DATA RECORDS »

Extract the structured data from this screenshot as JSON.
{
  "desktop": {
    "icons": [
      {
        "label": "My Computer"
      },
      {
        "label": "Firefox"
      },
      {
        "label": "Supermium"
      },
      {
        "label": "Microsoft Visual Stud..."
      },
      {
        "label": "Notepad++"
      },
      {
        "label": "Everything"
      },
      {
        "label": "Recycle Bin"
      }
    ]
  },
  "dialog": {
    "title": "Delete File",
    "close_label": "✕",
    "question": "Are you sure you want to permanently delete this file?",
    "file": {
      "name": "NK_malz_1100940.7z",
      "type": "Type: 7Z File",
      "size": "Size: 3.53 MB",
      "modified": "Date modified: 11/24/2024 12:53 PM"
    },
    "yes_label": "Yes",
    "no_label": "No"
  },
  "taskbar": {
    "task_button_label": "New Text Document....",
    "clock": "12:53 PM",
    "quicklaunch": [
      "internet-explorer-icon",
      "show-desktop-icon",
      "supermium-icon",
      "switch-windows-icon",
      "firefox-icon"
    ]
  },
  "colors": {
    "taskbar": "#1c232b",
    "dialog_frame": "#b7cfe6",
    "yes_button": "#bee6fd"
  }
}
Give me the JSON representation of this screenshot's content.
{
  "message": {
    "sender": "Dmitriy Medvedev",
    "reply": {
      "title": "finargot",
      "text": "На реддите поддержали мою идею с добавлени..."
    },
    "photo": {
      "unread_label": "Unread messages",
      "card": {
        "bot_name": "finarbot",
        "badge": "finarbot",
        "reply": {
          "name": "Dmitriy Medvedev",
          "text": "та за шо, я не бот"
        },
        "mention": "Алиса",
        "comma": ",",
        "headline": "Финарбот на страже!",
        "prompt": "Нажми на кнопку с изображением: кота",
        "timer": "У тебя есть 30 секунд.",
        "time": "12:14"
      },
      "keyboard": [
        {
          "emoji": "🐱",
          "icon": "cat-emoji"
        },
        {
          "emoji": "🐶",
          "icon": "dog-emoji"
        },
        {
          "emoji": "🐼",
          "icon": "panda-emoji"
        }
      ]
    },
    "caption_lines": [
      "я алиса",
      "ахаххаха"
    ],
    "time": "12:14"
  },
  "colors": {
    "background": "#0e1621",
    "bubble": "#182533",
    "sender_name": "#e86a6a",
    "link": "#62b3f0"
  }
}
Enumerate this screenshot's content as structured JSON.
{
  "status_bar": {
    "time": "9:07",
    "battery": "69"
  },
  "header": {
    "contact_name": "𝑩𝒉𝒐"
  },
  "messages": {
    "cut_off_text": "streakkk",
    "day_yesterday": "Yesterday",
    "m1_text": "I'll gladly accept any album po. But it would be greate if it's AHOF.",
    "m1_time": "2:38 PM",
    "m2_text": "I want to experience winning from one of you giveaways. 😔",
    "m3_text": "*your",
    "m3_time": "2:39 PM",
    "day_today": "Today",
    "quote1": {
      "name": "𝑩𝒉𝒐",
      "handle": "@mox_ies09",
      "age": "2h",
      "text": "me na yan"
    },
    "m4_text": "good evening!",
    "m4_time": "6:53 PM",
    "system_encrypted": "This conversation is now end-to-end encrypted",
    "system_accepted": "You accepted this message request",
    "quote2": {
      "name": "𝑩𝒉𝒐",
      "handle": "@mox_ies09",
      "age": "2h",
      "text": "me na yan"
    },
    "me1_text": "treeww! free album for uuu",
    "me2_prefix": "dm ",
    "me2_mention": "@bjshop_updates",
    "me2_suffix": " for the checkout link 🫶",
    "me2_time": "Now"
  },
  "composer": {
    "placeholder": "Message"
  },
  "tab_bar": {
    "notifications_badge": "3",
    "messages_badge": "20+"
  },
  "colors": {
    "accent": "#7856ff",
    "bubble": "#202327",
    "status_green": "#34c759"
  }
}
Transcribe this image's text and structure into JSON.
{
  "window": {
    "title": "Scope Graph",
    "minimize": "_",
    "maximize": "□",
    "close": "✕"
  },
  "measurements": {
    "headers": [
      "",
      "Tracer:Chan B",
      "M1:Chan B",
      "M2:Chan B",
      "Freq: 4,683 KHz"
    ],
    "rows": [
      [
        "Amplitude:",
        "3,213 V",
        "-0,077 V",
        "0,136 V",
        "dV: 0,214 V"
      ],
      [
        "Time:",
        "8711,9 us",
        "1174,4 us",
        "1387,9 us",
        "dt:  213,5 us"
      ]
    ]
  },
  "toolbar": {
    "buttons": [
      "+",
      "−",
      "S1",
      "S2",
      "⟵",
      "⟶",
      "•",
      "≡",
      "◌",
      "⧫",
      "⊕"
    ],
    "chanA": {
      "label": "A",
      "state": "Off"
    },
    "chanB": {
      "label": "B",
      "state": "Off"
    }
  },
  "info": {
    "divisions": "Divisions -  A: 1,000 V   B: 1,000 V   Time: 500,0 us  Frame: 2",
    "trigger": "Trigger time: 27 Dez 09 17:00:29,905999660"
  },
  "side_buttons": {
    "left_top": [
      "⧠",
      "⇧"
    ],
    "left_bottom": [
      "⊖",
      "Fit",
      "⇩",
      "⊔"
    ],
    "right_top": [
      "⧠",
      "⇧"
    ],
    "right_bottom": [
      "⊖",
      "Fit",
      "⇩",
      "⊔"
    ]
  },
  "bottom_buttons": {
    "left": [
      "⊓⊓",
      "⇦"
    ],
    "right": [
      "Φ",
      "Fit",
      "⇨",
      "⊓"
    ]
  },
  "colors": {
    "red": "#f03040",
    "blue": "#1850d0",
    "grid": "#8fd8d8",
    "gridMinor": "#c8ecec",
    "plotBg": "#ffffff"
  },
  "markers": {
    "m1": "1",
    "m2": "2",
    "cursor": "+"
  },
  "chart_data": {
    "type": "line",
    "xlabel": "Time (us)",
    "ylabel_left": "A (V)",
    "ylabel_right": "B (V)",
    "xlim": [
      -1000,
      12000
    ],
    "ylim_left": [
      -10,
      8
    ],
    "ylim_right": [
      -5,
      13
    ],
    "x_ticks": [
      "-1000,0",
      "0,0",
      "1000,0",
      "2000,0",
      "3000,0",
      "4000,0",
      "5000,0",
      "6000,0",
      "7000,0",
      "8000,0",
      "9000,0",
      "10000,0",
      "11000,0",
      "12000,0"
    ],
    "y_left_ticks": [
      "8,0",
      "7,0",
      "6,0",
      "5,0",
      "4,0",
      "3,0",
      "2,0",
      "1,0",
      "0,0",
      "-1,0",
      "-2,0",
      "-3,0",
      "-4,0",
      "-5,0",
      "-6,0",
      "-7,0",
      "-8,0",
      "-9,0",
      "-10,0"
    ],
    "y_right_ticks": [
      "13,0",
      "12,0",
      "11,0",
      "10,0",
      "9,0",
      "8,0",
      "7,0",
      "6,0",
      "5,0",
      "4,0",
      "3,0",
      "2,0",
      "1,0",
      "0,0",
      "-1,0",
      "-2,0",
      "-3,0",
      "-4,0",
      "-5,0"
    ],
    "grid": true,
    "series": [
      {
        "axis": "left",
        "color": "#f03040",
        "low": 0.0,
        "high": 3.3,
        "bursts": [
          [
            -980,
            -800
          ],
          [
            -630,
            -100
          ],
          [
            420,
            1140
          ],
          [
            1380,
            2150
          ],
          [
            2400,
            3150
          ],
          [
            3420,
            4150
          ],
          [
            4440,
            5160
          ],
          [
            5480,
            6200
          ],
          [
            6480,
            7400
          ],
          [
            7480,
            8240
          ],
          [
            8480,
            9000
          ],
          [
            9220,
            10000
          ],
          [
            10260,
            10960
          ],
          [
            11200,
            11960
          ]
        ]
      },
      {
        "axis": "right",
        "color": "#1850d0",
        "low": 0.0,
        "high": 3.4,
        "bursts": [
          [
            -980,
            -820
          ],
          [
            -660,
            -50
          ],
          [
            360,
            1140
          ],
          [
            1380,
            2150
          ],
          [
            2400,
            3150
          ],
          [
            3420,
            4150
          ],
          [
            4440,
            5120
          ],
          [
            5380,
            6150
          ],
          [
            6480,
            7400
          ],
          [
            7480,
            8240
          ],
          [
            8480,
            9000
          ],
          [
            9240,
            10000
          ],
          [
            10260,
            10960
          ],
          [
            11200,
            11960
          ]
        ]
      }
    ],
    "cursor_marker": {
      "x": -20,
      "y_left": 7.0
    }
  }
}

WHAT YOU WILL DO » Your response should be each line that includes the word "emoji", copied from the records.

ANSWER FOR THE TASK »
          "emoji": "🐱",
          "icon": "cat-emoji"
          "emoji": "🐶",
          "icon": "dog-emoji"
          "emoji": "🐼",
          "icon": "panda-emoji"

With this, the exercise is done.